**What is required:**
Scan the data below for the string "status". Show every line where it turns up.

**Material for this task:**
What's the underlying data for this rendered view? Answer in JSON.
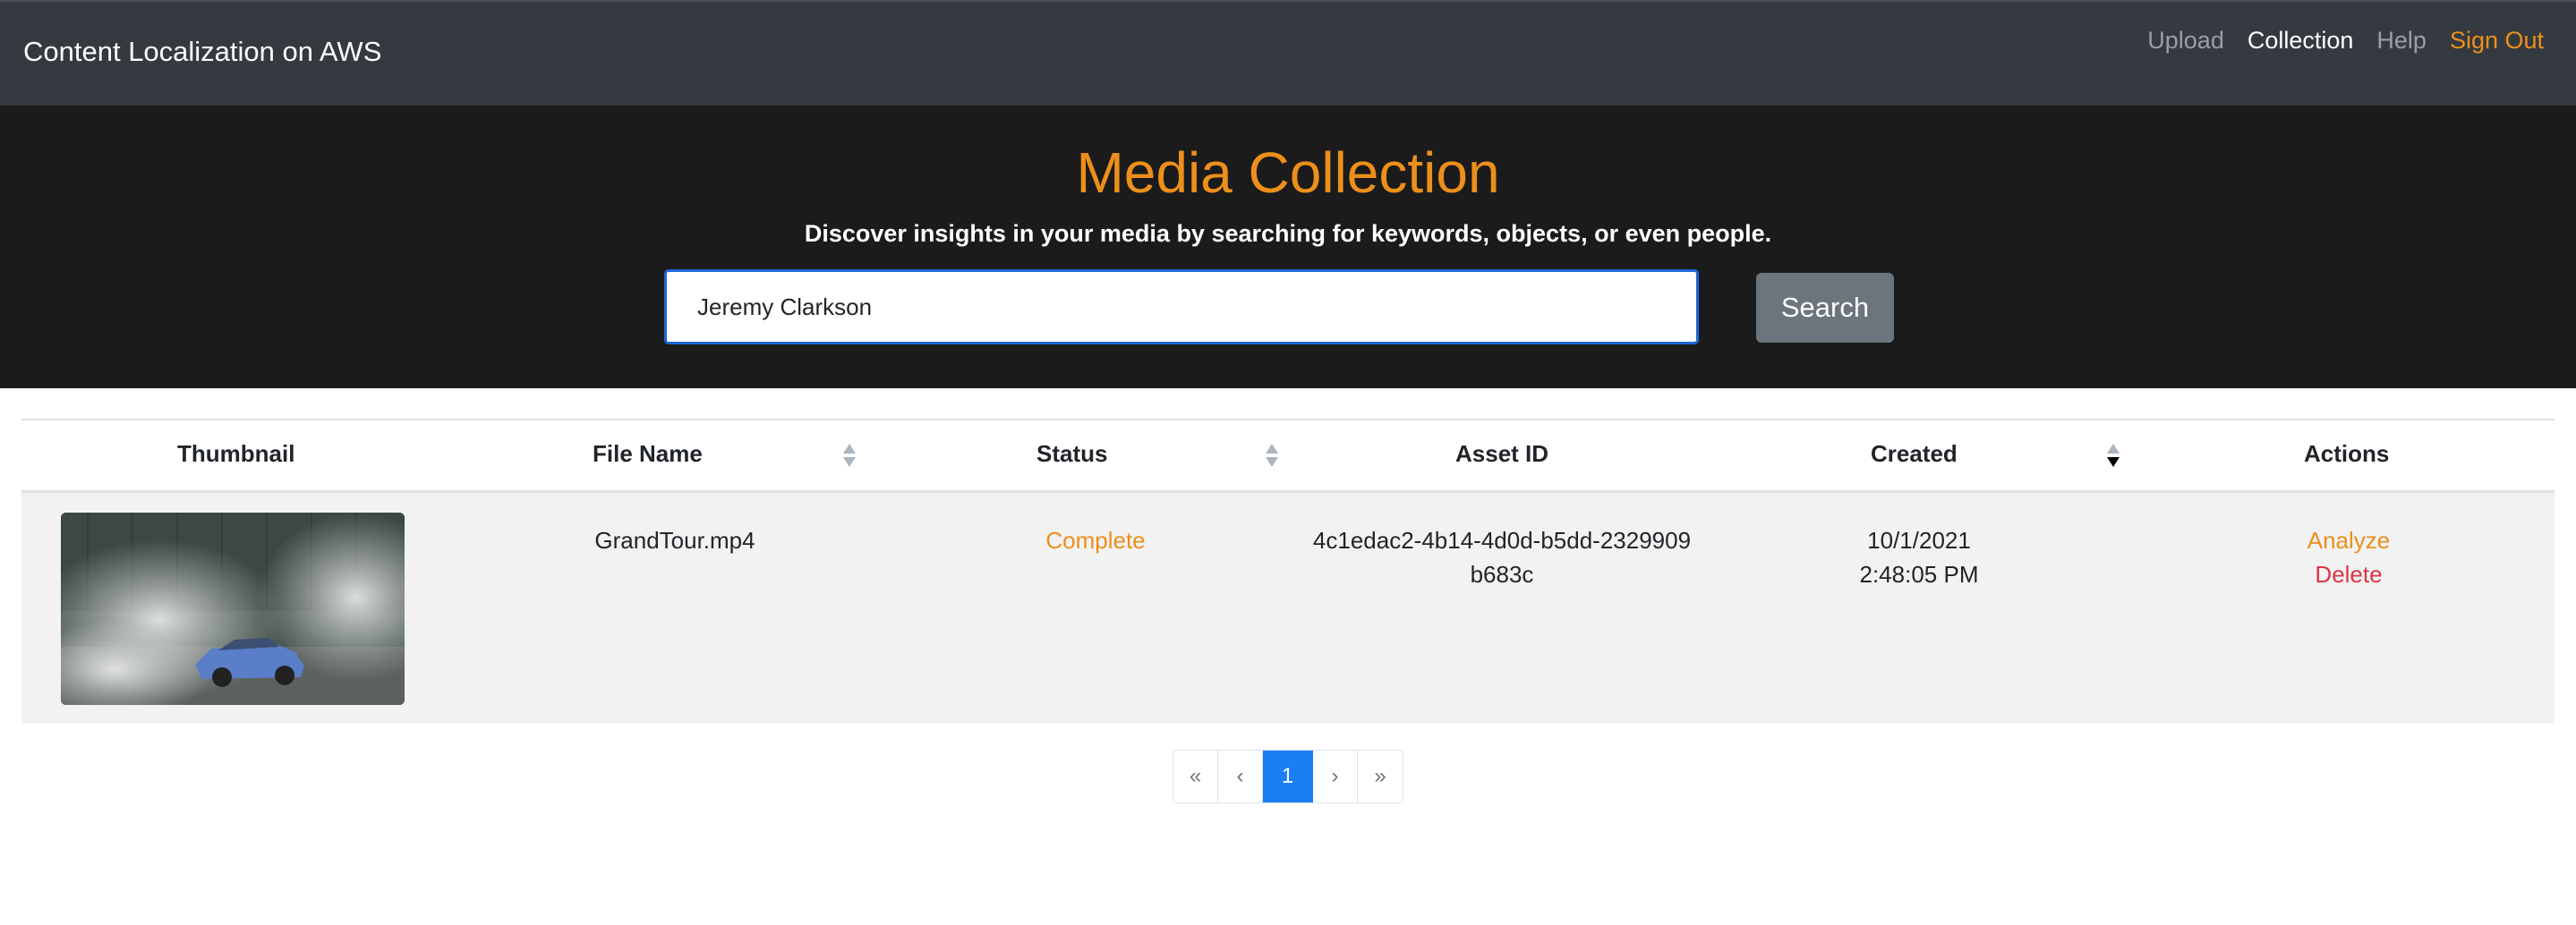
{
  "navbar": {
    "brand": "Content Localization on AWS",
    "links": {
      "upload": "Upload",
      "collection": "Collection",
      "help": "Help",
      "sign_out": "Sign Out"
    }
  },
  "hero": {
    "title": "Media Collection",
    "subtitle": "Discover insights in your media by searching for keywords, objects, or even people.",
    "search_value": "Jeremy Clarkson",
    "search_button": "Search"
  },
  "table": {
    "headers": {
      "thumbnail": "Thumbnail",
      "file_name": "File Name",
      "status": "Status",
      "asset_id": "Asset ID",
      "created": "Created",
      "actions": "Actions"
    },
    "sort": {
      "file_name": "none",
      "status": "none",
      "created": "descending"
    },
    "rows": [
      {
        "file_name": "GrandTour.mp4",
        "status": "Complete",
        "asset_id_line1": "4c1edac2-4b14-4d0d-b5dd-2329909",
        "asset_id_line2": "b683c",
        "created_date": "10/1/2021",
        "created_time": "2:48:05 PM",
        "action_analyze": "Analyze",
        "action_delete": "Delete"
      }
    ]
  },
  "pagination": {
    "first": "«",
    "prev": "‹",
    "current": "1",
    "next": "›",
    "last": "»"
  },
  "colors": {
    "accent_orange": "#ec8f1b",
    "delete_red": "#dc3545",
    "page_active": "#1a7ef5",
    "navbar_bg": "#343a40",
    "hero_bg": "#1b1b1b"
  }
}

**Response to this exercise:**
      "status": "Status",
      "status": "none",
        "status": "Complete",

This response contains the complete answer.